+++ Entries provided

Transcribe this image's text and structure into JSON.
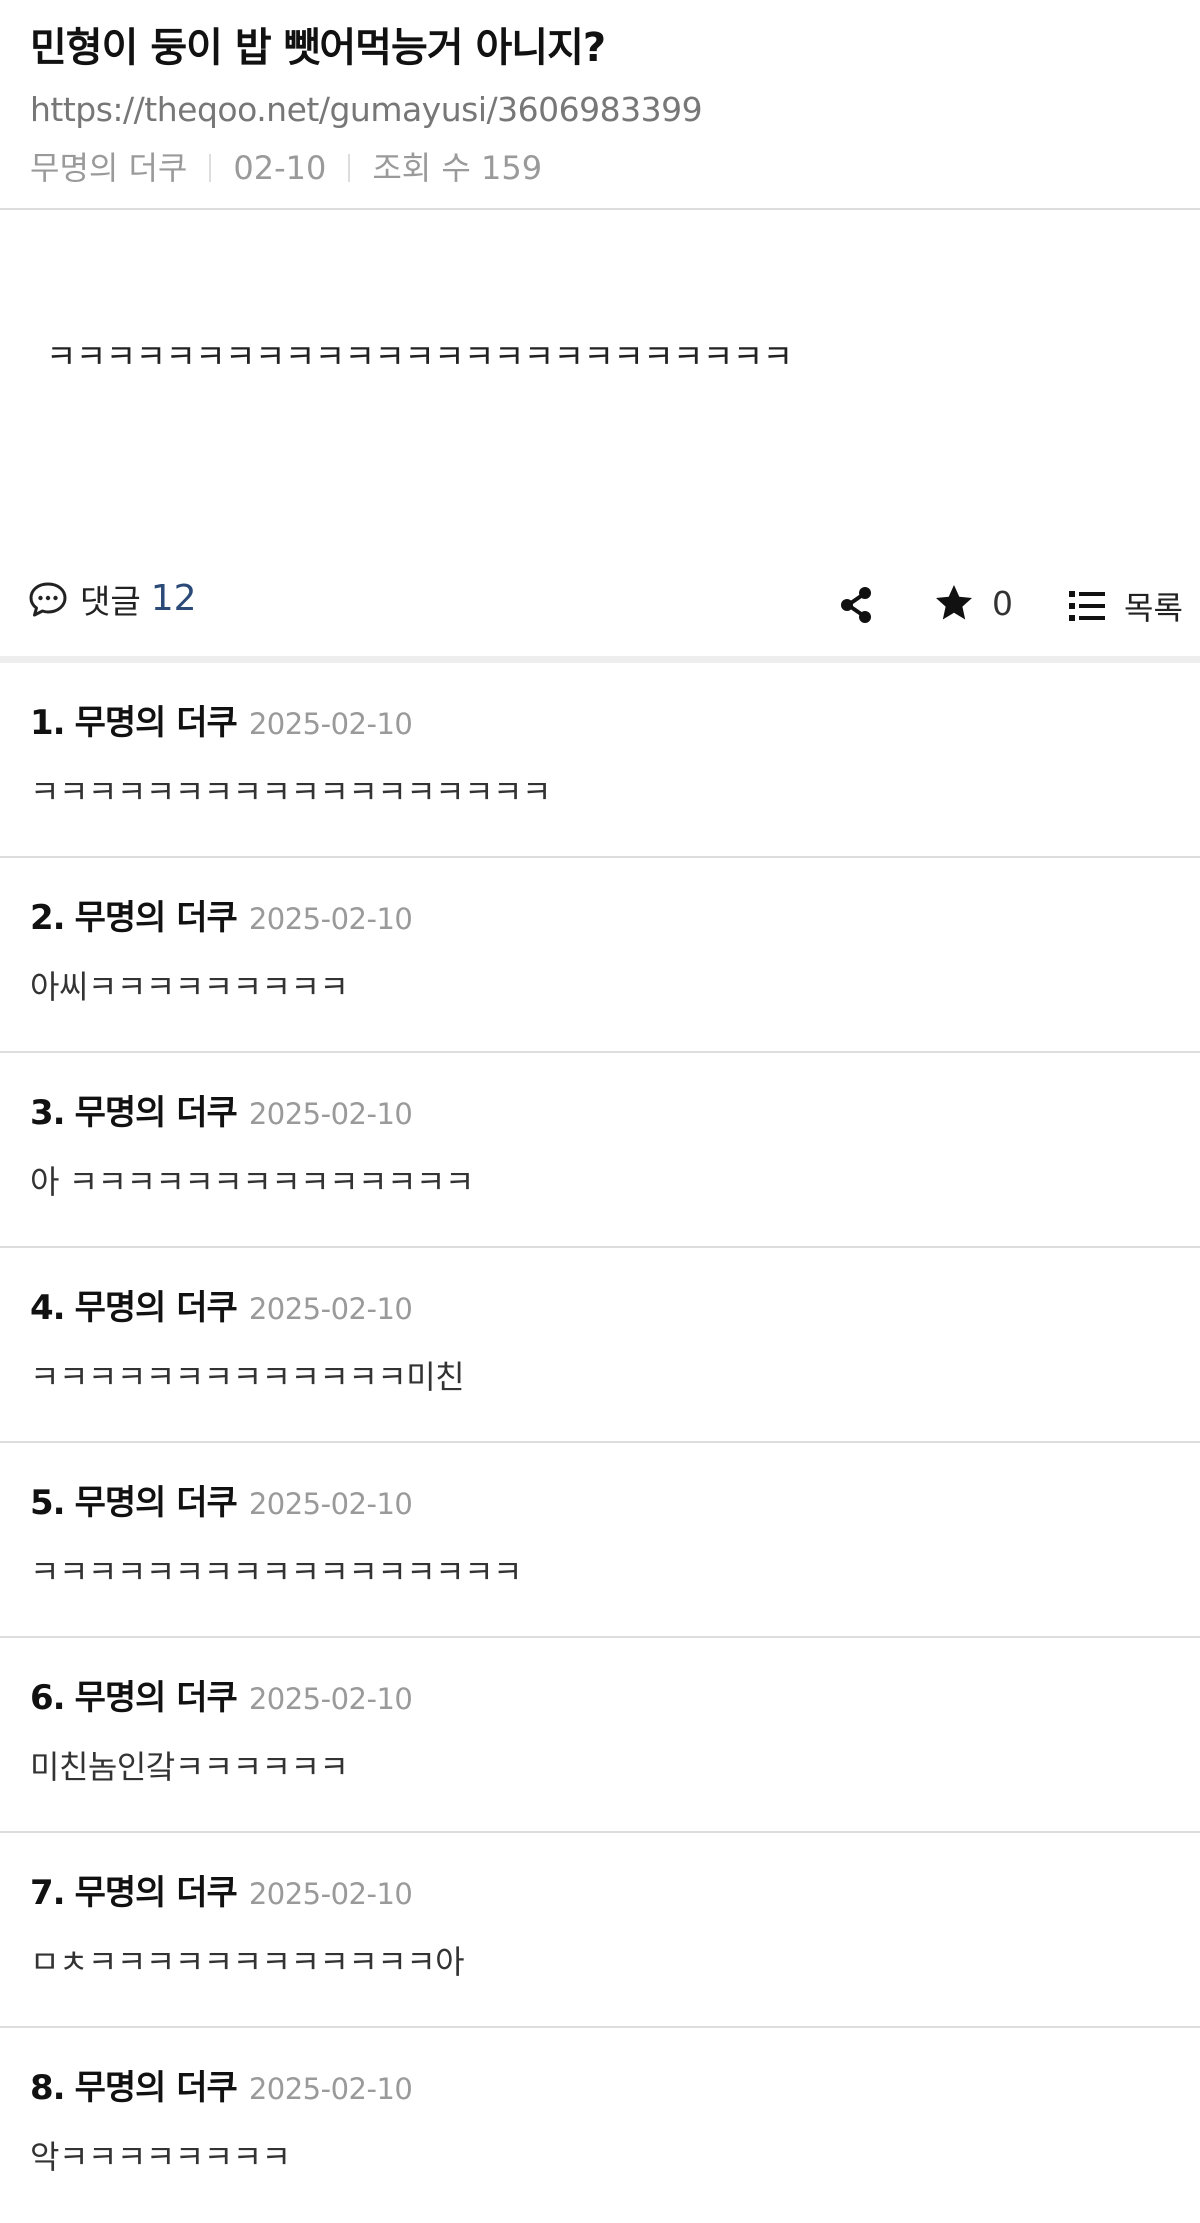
{
  "post": {
    "title": "민형이 둥이 밥 뺏어먹능거 아니지?",
    "url": "https://theqoo.net/gumayusi/3606983399",
    "author": "무명의 더쿠",
    "date": "02-10",
    "views_label": "조회 수 159",
    "body": "ㅋㅋㅋㅋㅋㅋㅋㅋㅋㅋㅋㅋㅋㅋㅋㅋㅋㅋㅋㅋㅋㅋㅋㅋㅋ"
  },
  "actions": {
    "comment_label": "댓글",
    "comment_count": "12",
    "star_count": "0",
    "list_label": "목록",
    "icons": [
      "comment-bubble-icon",
      "share-icon",
      "star-icon",
      "list-icon"
    ]
  },
  "comments": [
    {
      "num": "1.",
      "author": "무명의 더쿠",
      "date": "2025-02-10",
      "text": "ㅋㅋㅋㅋㅋㅋㅋㅋㅋㅋㅋㅋㅋㅋㅋㅋㅋㅋ"
    },
    {
      "num": "2.",
      "author": "무명의 더쿠",
      "date": "2025-02-10",
      "text": "아씨ㅋㅋㅋㅋㅋㅋㅋㅋㅋ"
    },
    {
      "num": "3.",
      "author": "무명의 더쿠",
      "date": "2025-02-10",
      "text": "아 ㅋㅋㅋㅋㅋㅋㅋㅋㅋㅋㅋㅋㅋㅋ"
    },
    {
      "num": "4.",
      "author": "무명의 더쿠",
      "date": "2025-02-10",
      "text": "ㅋㅋㅋㅋㅋㅋㅋㅋㅋㅋㅋㅋㅋ미친"
    },
    {
      "num": "5.",
      "author": "무명의 더쿠",
      "date": "2025-02-10",
      "text": "ㅋㅋㅋㅋㅋㅋㅋㅋㅋㅋㅋㅋㅋㅋㅋㅋㅋ"
    },
    {
      "num": "6.",
      "author": "무명의 더쿠",
      "date": "2025-02-10",
      "text": "미친놈인갘ㅋㅋㅋㅋㅋㅋ"
    },
    {
      "num": "7.",
      "author": "무명의 더쿠",
      "date": "2025-02-10",
      "text": "ㅁㅊㅋㅋㅋㅋㅋㅋㅋㅋㅋㅋㅋㅋ아"
    },
    {
      "num": "8.",
      "author": "무명의 더쿠",
      "date": "2025-02-10",
      "text": "악ㅋㅋㅋㅋㅋㅋㅋㅋ"
    }
  ],
  "colors": {
    "comment_count": "#2c4a78",
    "meta_gray": "#9a9a9a",
    "divider": "#dddddd"
  }
}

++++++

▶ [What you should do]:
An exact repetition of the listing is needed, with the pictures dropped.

▶ [Answer to the exercise]:
Transcribe this image's text and structure into JSON.
{
  "post": {
    "title": "민형이 둥이 밥 뺏어먹능거 아니지?",
    "url": "https://theqoo.net/gumayusi/3606983399",
    "author": "무명의 더쿠",
    "date": "02-10",
    "views_label": "조회 수 159",
    "body": "ㅋㅋㅋㅋㅋㅋㅋㅋㅋㅋㅋㅋㅋㅋㅋㅋㅋㅋㅋㅋㅋㅋㅋㅋㅋ"
  },
  "actions": {
    "comment_label": "댓글",
    "comment_count": "12",
    "star_count": "0",
    "list_label": "목록",
    "icons": [
      "comment-bubble-icon",
      "share-icon",
      "star-icon",
      "list-icon"
    ]
  },
  "comments": [
    {
      "num": "1.",
      "author": "무명의 더쿠",
      "date": "2025-02-10",
      "text": "ㅋㅋㅋㅋㅋㅋㅋㅋㅋㅋㅋㅋㅋㅋㅋㅋㅋㅋ"
    },
    {
      "num": "2.",
      "author": "무명의 더쿠",
      "date": "2025-02-10",
      "text": "아씨ㅋㅋㅋㅋㅋㅋㅋㅋㅋ"
    },
    {
      "num": "3.",
      "author": "무명의 더쿠",
      "date": "2025-02-10",
      "text": "아 ㅋㅋㅋㅋㅋㅋㅋㅋㅋㅋㅋㅋㅋㅋ"
    },
    {
      "num": "4.",
      "author": "무명의 더쿠",
      "date": "2025-02-10",
      "text": "ㅋㅋㅋㅋㅋㅋㅋㅋㅋㅋㅋㅋㅋ미친"
    },
    {
      "num": "5.",
      "author": "무명의 더쿠",
      "date": "2025-02-10",
      "text": "ㅋㅋㅋㅋㅋㅋㅋㅋㅋㅋㅋㅋㅋㅋㅋㅋㅋ"
    },
    {
      "num": "6.",
      "author": "무명의 더쿠",
      "date": "2025-02-10",
      "text": "미친놈인갘ㅋㅋㅋㅋㅋㅋ"
    },
    {
      "num": "7.",
      "author": "무명의 더쿠",
      "date": "2025-02-10",
      "text": "ㅁㅊㅋㅋㅋㅋㅋㅋㅋㅋㅋㅋㅋㅋ아"
    },
    {
      "num": "8.",
      "author": "무명의 더쿠",
      "date": "2025-02-10",
      "text": "악ㅋㅋㅋㅋㅋㅋㅋㅋ"
    }
  ],
  "colors": {
    "comment_count": "#2c4a78",
    "meta_gray": "#9a9a9a",
    "divider": "#dddddd"
  }
}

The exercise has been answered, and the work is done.